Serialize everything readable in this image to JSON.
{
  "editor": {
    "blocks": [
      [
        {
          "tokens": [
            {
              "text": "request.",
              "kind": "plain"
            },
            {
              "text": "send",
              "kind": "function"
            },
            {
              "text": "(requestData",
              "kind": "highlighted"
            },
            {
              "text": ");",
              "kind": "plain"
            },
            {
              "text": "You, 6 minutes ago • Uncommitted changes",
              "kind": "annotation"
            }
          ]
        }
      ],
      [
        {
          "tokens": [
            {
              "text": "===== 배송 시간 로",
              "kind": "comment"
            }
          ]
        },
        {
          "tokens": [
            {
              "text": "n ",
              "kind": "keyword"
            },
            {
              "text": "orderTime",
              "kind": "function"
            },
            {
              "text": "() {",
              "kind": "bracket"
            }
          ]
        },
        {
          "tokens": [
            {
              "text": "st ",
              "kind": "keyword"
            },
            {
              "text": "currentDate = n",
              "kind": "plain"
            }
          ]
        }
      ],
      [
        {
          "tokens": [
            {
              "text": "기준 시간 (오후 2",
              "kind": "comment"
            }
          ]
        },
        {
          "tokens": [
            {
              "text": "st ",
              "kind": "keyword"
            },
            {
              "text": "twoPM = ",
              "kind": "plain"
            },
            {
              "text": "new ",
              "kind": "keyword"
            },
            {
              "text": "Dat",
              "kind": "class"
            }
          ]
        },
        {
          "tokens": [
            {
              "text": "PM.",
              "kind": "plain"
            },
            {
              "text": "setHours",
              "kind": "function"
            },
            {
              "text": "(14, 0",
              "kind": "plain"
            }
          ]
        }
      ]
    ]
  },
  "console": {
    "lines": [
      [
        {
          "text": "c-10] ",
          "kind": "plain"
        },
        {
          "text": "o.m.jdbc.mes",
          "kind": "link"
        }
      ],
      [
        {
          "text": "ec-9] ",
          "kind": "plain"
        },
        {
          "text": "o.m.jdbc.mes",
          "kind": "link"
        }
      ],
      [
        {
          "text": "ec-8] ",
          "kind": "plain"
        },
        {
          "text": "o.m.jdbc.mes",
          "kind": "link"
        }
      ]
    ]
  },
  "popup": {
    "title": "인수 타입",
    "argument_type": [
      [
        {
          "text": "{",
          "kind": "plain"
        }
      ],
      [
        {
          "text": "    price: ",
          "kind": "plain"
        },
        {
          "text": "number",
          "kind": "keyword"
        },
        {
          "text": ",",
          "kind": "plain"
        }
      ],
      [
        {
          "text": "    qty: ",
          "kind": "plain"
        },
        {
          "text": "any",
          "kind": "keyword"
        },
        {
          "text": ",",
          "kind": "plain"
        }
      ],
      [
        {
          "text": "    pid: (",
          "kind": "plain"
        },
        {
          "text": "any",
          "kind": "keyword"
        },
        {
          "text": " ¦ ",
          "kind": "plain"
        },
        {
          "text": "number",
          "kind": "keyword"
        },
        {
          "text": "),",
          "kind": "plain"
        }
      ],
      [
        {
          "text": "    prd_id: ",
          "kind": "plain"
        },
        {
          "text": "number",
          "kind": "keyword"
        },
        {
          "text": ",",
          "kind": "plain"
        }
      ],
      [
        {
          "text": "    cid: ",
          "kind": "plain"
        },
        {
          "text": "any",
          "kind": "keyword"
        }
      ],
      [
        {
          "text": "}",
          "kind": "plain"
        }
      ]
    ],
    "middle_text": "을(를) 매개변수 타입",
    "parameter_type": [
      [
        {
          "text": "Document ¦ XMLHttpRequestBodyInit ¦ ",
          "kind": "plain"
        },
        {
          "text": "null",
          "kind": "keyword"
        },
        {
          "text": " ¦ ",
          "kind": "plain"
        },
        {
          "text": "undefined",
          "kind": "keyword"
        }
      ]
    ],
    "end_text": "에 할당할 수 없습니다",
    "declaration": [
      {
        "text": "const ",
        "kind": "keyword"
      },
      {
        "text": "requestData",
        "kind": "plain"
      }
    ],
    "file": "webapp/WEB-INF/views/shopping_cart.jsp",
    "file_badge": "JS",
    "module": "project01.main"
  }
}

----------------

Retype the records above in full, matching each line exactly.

RESPONSE AREA =
Serialize everything readable in this image to JSON.
{
  "editor": {
    "blocks": [
      [
        {
          "tokens": [
            {
              "text": "request.",
              "kind": "plain"
            },
            {
              "text": "send",
              "kind": "function"
            },
            {
              "text": "(requestData",
              "kind": "highlighted"
            },
            {
              "text": ");",
              "kind": "plain"
            },
            {
              "text": "You, 6 minutes ago • Uncommitted changes",
              "kind": "annotation"
            }
          ]
        }
      ],
      [
        {
          "tokens": [
            {
              "text": "===== 배송 시간 로",
              "kind": "comment"
            }
          ]
        },
        {
          "tokens": [
            {
              "text": "n ",
              "kind": "keyword"
            },
            {
              "text": "orderTime",
              "kind": "function"
            },
            {
              "text": "() {",
              "kind": "bracket"
            }
          ]
        },
        {
          "tokens": [
            {
              "text": "st ",
              "kind": "keyword"
            },
            {
              "text": "currentDate = n",
              "kind": "plain"
            }
          ]
        }
      ],
      [
        {
          "tokens": [
            {
              "text": "기준 시간 (오후 2",
              "kind": "comment"
            }
          ]
        },
        {
          "tokens": [
            {
              "text": "st ",
              "kind": "keyword"
            },
            {
              "text": "twoPM = ",
              "kind": "plain"
            },
            {
              "text": "new ",
              "kind": "keyword"
            },
            {
              "text": "Dat",
              "kind": "class"
            }
          ]
        },
        {
          "tokens": [
            {
              "text": "PM.",
              "kind": "plain"
            },
            {
              "text": "setHours",
              "kind": "function"
            },
            {
              "text": "(14, 0",
              "kind": "plain"
            }
          ]
        }
      ]
    ]
  },
  "console": {
    "lines": [
      [
        {
          "text": "c-10] ",
          "kind": "plain"
        },
        {
          "text": "o.m.jdbc.mes",
          "kind": "link"
        }
      ],
      [
        {
          "text": "ec-9] ",
          "kind": "plain"
        },
        {
          "text": "o.m.jdbc.mes",
          "kind": "link"
        }
      ],
      [
        {
          "text": "ec-8] ",
          "kind": "plain"
        },
        {
          "text": "o.m.jdbc.mes",
          "kind": "link"
        }
      ]
    ]
  },
  "popup": {
    "title": "인수 타입",
    "argument_type": [
      [
        {
          "text": "{",
          "kind": "plain"
        }
      ],
      [
        {
          "text": "    price: ",
          "kind": "plain"
        },
        {
          "text": "number",
          "kind": "keyword"
        },
        {
          "text": ",",
          "kind": "plain"
        }
      ],
      [
        {
          "text": "    qty: ",
          "kind": "plain"
        },
        {
          "text": "any",
          "kind": "keyword"
        },
        {
          "text": ",",
          "kind": "plain"
        }
      ],
      [
        {
          "text": "    pid: (",
          "kind": "plain"
        },
        {
          "text": "any",
          "kind": "keyword"
        },
        {
          "text": " ¦ ",
          "kind": "plain"
        },
        {
          "text": "number",
          "kind": "keyword"
        },
        {
          "text": "),",
          "kind": "plain"
        }
      ],
      [
        {
          "text": "    prd_id: ",
          "kind": "plain"
        },
        {
          "text": "number",
          "kind": "keyword"
        },
        {
          "text": ",",
          "kind": "plain"
        }
      ],
      [
        {
          "text": "    cid: ",
          "kind": "plain"
        },
        {
          "text": "any",
          "kind": "keyword"
        }
      ],
      [
        {
          "text": "}",
          "kind": "plain"
        }
      ]
    ],
    "middle_text": "을(를) 매개변수 타입",
    "parameter_type": [
      [
        {
          "text": "Document ¦ XMLHttpRequestBodyInit ¦ ",
          "kind": "plain"
        },
        {
          "text": "null",
          "kind": "keyword"
        },
        {
          "text": " ¦ ",
          "kind": "plain"
        },
        {
          "text": "undefined",
          "kind": "keyword"
        }
      ]
    ],
    "end_text": "에 할당할 수 없습니다",
    "declaration": [
      {
        "text": "const ",
        "kind": "keyword"
      },
      {
        "text": "requestData",
        "kind": "plain"
      }
    ],
    "file": "webapp/WEB-INF/views/shopping_cart.jsp",
    "file_badge": "JS",
    "module": "project01.main"
  }
}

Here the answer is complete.